Dopesick is back this week with a brand-new episode that takes viewers deeper into the rabbit hole of the opioid crisis. Episode 4 “Pseudo-Addiction” shows how teenagers looking for a high will adapt and the depths of despair that opioid addiction will bring.

It’s 1997, and kids are learning that if you crush up OxyContin pills and snort them, then the high is nothing like anyone has ever experienced. With the new way to take Oxy, deaths can be expected and in the opening moments we see a teenager overdose in his car.

Betsy (Kaitlyn Dever) has lost her job at the mine and is working as a gas station attendant. Addiction has been tough on Betsy. The effect of Oxy is evident in her demeanor and appearance. But Betsy is not the only one who is struggling.

Dr. Finnix (Michael Keaton) is well into his addiction thanks to his own OxyContin prescription from a car accident. What seemed like the best way to manage his pain from the injury has resulted in the doctor struggling to get by and stealing patient medication to satiate his addiction.

While OxyContin is making a ton of money for Purdue, word is starting to come to light about the addictive nature of the pills. Richard Sackler (Michael Stuhlbarg) is looking to recruit an aggressive specialist in pain that will help neutralize the threat of bad press. With their new pain guru, Purdue proclaims that addiction is not real, in fact it is pseudo-addiction which is a symptom of true pain. The only way to eliminate the pseudo-addiction is to prescribe more pills.

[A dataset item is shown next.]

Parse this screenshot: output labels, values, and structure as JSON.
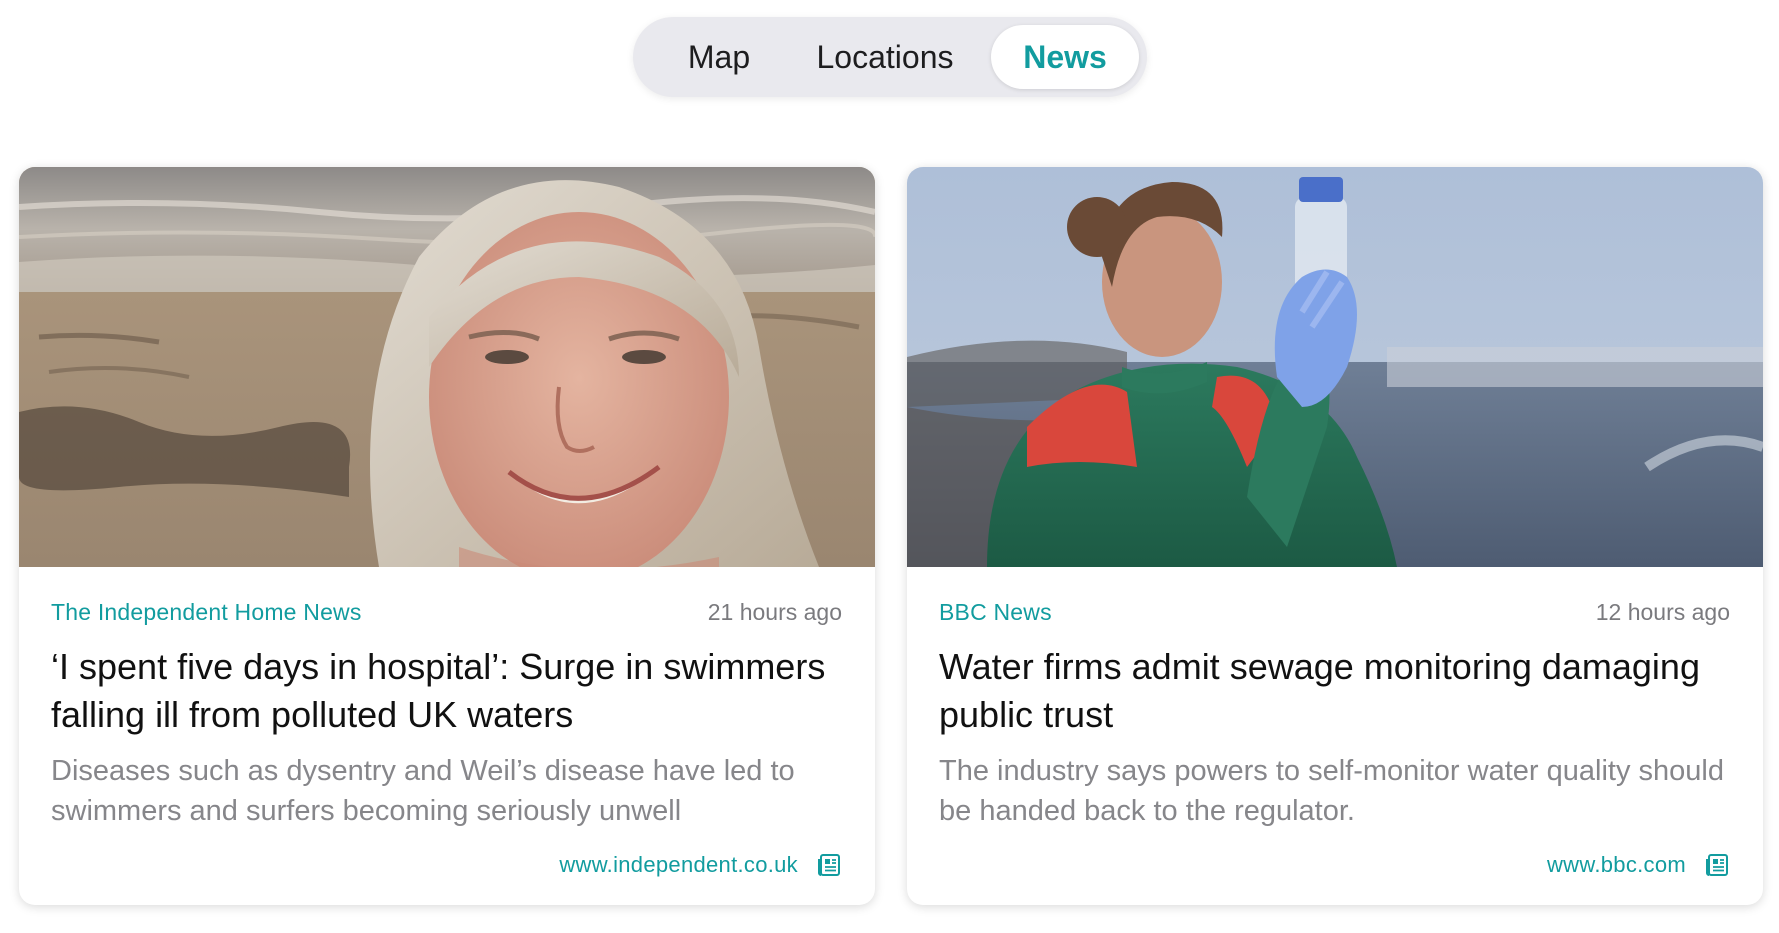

In 2004 Rick Mountcastle and Randy Ramseyer (Peter Sarsgaard, John Hoogenakker) are slowly combing through the mountains of boxes delivered to their office by Purdue as per the court order. After meeting with US Attorney John Brownlee (Jake McDorman), Rick and Randy are discouraged about their chances of success and are left wondering how they can ever catch up to Purdue.

Back in 2000 at the FDA, Bridget Meyer (Rosario Dawson) is looking to reign in Purdue and OxyContin. At a meeting with the watchdog agency, Bridget lays out her reasons for a reevaluation of Oxy only to be steam rolled by the uncooperative bureaucrats. Bridget is sounding a warning bell about the dangers of Oxy, but the FDA officials see the drug as a miracle for those in pain.

Meanwhile, Dr. Finnix is spiraling deep into a hole of addiction. The doctor knows that he is in trouble and tries to quit the drug cold turkey. When Billy (Will Poulter) returns to visit Finnix, the changes in the doctor are obvious. Finnix questions Billy about addiction and then proceeds to berate the young salesperson for selling poison. Furious over his own predicament, Finnix punches Billy in the face and throws him out of his office. Finnix warns Billy that if he ever comes back, he will kill him.

Betsy has an uncomfortable reunion with her ex-girlfriend Grace (Cleopatra Coleman). Telling her that she is only passing through town, Grace leaves money for Betsy, which Betsy proceeds to use to fund a drug trip to Florida, where it is easy to buy Oxy at pain clinics.

Rick and Randy are digging through a mountain of paperwork supplied by Purdue, but they have a theory. The pharmaceutical company quoted a New England Journal of Medicine ‘study’ to help support their quest to eliminate chronic pain. Rick and Randy learn that the study quoted by Purdue, wasn’t a study at all. The basis of their campaign to eliminate pain is rooted in a letter to the editor of the New England Journal of Medicine.

Betsy comes home to find her family with Grace holding an intervention for her drug use. Overwhelmed by the actions of her loved ones, Betsy agrees to go to an addiction meeting only to be sold OxyContin in the bathroom by another attendee.

The tentacles of Oxy continue to destroy lives as we watch Dr. Finnix meet with the local drug dealer. Informed by the dealer that he should try crushing the oxy and snorting it, Finnix returns home and gets high. Hallucinating his dead wife, Dr. Finnix is left to dance the night away alone high out of his mind.

My Take:

Episode four is a lot to take in as a viewer. One on hand we see our favorite characters Dr. Finnix and Betsy spiral out of control, but we see some hope for the future through the case Rick and Randy’s are building against Purdue.

Kaitlyn Dever and Michael Keaton are nothing short of heartbreaking in their performances. Watching how each actor brings their characters' experiences to life is just a snapshot of what thousands experienced in real life. Betsy and Dr. Finnix are good people who have been swallowed into the OxyContin sinkhole. In Dever and Keaton’s performance we see an unrelenting struggle to survive. This episode alone is the proof that Dever and Keaton will be on the awards circuit in the coming year.

While the struggle of the common people is chronicled, we also see how Purdue is willing to go to extreme lengths to maintain the sales of their drug. It is shocking that a letter to the editor is the basis of Purdue’s ‘scientific study’, but corporate greed knows no boundaries.